Though he had an offseason with the Bucs, Goldson is still one of the best players in the game, and with a bit of some help, he can be a massive impact-player for Washington. The fact that he was a successive two-time Pro Bowler in 2011 and 2012 before signing with the Bucs in 2013 underscores his potential. Even so, Goldson needs to show the Redskin that, he is not out of his prime and that he can add much value to the team, and to do so, he will need to find a fluid way of playing around the necks of the defense.
Notably, Goldson will have a chance to reunite with the general manager, Scot McCloughan, who selected him in the fourth round of the 2007 draft in San Francisco. The manager recently affirmed his belief in Goldson, saying that the nine-year NFL veteran is an aggressive player who can always use his intelligence and strong physique to make key plays for the team. McCloughan’s words are attested to by the way Goldson has exhibited great strength in his career, especially in stopping tight ends and limiting their yardages after the catch in the secondary area.

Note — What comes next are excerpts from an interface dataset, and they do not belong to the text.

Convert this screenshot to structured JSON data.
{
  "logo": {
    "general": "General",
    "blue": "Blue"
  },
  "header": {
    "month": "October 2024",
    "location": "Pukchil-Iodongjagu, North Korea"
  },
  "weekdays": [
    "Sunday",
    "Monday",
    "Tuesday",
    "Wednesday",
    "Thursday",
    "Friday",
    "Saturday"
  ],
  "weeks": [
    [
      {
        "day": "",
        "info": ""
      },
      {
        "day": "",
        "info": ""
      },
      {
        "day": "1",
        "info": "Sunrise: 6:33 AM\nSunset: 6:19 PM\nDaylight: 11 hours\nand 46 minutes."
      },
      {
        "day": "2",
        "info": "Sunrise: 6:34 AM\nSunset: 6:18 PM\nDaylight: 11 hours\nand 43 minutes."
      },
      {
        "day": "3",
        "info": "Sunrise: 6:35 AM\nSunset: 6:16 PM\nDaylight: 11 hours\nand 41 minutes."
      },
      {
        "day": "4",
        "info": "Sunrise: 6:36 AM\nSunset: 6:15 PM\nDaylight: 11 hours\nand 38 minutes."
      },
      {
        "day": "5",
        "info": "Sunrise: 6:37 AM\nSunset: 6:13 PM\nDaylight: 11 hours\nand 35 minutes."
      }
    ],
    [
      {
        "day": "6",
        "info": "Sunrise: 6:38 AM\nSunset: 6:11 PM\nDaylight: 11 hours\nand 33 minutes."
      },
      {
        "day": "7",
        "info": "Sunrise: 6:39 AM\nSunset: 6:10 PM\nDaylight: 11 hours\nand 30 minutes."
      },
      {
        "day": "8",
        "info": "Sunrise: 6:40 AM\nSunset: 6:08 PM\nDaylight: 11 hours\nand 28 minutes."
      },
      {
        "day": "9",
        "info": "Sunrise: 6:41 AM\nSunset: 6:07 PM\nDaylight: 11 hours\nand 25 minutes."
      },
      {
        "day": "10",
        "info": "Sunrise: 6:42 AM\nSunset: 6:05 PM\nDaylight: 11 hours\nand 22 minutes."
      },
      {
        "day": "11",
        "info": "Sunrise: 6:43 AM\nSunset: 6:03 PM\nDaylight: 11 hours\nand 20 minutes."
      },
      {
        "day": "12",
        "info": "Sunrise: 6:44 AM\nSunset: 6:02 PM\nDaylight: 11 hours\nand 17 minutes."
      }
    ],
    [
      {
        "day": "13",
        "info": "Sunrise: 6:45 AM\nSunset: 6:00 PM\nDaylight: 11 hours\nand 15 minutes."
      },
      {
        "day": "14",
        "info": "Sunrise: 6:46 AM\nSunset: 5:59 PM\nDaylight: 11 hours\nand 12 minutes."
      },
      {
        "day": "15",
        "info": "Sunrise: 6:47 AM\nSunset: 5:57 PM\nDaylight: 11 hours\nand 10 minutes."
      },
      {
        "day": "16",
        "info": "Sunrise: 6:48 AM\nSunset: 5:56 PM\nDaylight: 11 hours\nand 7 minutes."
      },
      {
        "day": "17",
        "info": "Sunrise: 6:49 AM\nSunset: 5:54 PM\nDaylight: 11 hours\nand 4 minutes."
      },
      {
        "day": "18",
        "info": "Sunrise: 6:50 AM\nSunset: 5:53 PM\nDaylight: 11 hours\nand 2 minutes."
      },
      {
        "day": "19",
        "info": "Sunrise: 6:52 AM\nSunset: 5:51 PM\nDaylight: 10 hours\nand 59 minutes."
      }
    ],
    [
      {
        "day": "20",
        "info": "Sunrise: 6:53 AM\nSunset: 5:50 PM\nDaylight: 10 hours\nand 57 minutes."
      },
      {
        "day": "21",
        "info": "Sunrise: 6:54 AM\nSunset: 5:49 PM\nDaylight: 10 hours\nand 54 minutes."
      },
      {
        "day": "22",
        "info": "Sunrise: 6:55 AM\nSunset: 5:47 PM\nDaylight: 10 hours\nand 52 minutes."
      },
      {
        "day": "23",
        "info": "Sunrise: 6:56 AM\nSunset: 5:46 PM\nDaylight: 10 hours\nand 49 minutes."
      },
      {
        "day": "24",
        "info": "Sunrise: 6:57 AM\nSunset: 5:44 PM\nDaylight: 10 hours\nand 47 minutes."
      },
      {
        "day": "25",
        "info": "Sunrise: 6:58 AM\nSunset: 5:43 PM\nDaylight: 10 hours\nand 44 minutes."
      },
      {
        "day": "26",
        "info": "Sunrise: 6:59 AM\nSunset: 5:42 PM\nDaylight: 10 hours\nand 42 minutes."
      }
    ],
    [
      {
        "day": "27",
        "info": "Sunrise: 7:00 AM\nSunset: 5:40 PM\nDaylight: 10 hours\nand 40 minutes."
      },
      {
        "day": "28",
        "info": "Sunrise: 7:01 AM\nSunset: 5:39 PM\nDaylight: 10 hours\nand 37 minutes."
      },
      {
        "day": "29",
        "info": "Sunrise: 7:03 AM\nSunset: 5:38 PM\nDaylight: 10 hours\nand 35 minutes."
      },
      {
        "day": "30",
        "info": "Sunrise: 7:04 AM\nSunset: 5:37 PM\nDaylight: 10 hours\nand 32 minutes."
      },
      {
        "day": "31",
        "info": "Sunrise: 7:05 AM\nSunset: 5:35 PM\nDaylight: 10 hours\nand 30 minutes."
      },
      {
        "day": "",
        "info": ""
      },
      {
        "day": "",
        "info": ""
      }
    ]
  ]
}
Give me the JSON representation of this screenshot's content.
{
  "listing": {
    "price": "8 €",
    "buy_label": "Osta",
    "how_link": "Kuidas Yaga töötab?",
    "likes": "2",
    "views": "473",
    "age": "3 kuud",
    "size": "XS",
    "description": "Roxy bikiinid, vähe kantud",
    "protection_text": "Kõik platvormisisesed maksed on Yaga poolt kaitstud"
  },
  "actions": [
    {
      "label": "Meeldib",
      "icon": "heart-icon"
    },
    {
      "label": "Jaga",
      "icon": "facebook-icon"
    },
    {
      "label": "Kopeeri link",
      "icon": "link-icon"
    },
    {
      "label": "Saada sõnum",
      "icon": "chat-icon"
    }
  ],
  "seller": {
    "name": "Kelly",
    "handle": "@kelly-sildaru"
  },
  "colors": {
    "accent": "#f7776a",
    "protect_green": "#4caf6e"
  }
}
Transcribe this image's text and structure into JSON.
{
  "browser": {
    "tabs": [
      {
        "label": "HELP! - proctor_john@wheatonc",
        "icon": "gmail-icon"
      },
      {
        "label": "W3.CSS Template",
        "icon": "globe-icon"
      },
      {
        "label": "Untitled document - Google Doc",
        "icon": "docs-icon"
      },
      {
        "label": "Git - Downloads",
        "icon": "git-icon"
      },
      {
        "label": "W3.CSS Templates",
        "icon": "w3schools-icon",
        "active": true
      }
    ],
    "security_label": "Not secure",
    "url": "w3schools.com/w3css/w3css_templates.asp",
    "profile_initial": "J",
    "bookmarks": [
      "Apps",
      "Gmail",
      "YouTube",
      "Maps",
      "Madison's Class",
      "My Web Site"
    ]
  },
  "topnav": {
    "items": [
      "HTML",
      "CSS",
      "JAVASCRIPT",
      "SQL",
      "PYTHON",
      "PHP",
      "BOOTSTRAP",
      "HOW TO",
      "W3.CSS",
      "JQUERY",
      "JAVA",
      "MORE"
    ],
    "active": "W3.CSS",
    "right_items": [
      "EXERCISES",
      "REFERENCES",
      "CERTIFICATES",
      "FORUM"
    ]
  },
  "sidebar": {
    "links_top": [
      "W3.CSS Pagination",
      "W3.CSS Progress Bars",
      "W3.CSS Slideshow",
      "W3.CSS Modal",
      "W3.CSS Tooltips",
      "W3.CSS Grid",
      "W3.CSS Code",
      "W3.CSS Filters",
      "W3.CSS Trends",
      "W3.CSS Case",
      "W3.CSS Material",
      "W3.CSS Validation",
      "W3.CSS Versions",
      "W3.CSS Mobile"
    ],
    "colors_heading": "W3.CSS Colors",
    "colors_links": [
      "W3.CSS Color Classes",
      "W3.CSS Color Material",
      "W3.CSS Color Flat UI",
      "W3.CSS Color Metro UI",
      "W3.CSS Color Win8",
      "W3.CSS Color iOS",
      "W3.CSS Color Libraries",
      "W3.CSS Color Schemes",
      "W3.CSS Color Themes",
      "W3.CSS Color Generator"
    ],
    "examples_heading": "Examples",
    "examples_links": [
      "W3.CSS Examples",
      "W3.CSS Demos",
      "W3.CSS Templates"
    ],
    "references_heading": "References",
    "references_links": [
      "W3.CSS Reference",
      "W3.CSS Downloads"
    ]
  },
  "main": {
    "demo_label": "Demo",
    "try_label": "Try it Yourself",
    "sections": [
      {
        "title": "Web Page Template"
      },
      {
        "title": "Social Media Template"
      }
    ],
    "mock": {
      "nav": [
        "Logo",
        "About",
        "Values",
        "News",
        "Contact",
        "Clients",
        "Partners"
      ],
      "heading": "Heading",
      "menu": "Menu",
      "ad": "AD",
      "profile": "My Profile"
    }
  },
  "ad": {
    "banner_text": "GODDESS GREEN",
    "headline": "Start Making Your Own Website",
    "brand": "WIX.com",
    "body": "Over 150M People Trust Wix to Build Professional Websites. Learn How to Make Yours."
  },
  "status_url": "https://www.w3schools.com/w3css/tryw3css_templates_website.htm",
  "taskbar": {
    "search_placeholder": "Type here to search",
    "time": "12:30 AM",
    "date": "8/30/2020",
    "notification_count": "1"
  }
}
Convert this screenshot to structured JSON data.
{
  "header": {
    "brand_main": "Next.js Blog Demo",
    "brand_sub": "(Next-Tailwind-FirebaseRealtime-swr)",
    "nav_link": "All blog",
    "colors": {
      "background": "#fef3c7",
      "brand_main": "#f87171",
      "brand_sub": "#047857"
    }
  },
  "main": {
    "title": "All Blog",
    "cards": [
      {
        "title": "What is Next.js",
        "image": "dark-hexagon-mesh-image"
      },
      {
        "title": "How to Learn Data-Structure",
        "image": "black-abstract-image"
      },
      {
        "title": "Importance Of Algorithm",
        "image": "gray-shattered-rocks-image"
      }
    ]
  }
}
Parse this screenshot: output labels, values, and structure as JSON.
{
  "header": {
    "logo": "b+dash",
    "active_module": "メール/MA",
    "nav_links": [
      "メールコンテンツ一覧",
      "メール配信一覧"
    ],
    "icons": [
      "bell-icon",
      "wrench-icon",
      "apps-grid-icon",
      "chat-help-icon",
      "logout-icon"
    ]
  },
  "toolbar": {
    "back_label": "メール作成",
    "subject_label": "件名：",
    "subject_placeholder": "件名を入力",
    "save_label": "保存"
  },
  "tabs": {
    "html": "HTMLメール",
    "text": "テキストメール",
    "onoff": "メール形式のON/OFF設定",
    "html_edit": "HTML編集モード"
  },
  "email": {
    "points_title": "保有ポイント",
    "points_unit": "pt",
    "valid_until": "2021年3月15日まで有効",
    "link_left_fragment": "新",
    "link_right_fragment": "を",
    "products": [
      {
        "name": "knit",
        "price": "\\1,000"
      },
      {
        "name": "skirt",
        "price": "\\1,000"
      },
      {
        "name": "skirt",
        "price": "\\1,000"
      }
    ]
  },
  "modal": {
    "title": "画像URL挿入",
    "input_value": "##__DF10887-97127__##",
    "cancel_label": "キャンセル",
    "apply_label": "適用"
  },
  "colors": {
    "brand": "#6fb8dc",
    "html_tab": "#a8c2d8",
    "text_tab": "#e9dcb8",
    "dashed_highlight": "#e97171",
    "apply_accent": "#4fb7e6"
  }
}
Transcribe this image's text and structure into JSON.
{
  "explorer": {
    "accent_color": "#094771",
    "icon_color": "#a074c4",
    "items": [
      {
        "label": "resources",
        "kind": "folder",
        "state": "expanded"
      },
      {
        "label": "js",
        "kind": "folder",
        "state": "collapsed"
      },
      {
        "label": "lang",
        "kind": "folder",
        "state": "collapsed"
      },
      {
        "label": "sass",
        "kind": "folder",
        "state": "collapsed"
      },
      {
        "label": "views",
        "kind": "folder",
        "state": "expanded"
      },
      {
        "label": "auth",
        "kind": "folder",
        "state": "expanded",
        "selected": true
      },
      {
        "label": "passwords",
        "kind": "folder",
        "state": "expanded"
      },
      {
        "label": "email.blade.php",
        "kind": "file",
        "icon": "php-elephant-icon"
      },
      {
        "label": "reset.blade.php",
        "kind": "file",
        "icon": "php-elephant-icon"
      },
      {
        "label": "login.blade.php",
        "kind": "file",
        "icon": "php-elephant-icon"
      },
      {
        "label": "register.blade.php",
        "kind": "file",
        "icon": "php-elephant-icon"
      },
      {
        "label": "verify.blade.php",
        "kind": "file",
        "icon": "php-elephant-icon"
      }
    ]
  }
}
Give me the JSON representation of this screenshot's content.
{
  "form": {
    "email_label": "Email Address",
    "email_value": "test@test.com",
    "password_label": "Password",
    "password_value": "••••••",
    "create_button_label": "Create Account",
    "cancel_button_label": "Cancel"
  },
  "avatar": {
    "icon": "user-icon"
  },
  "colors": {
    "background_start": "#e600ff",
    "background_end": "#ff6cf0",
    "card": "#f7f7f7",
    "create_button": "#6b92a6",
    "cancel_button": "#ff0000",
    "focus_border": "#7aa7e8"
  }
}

And as a way of encouraging his success in Washington, Goldson has left Lovie Smith’s Cover-2 defensive system and joined Joe Barry’s style that is more aggressive. This change of defensive scheme could probably help Goldson find his form, considering the aggressive style suited him when he was playing in San Francisco.
Despite the disappointing experience encountered at Tampa Bay, Redskins coach Jay Gruden believes that Goldson will bring more experience and toughness to the Redskins secondary, something that is hard to dispute, bearing in mind Goldson hasn’t had many off-years in his career.
The fact that Washington wants him to take leadership in the secondary, as Ryan Clark is soon retiring from the game, will especially be a motivation for him to be on his best. Plus, the Redskins have made a number of key moves on other areas of the team, and Goldson believes that, if Washington gets everyone on the same page, the team will experience great achievements in 2015 and beyond. So although it’s hard to pin-point what to expect from Goldson after a funky year, the existing circumstances foretell the possibility of an improved year for him, on an individual perspective, and the Redskins, as a team.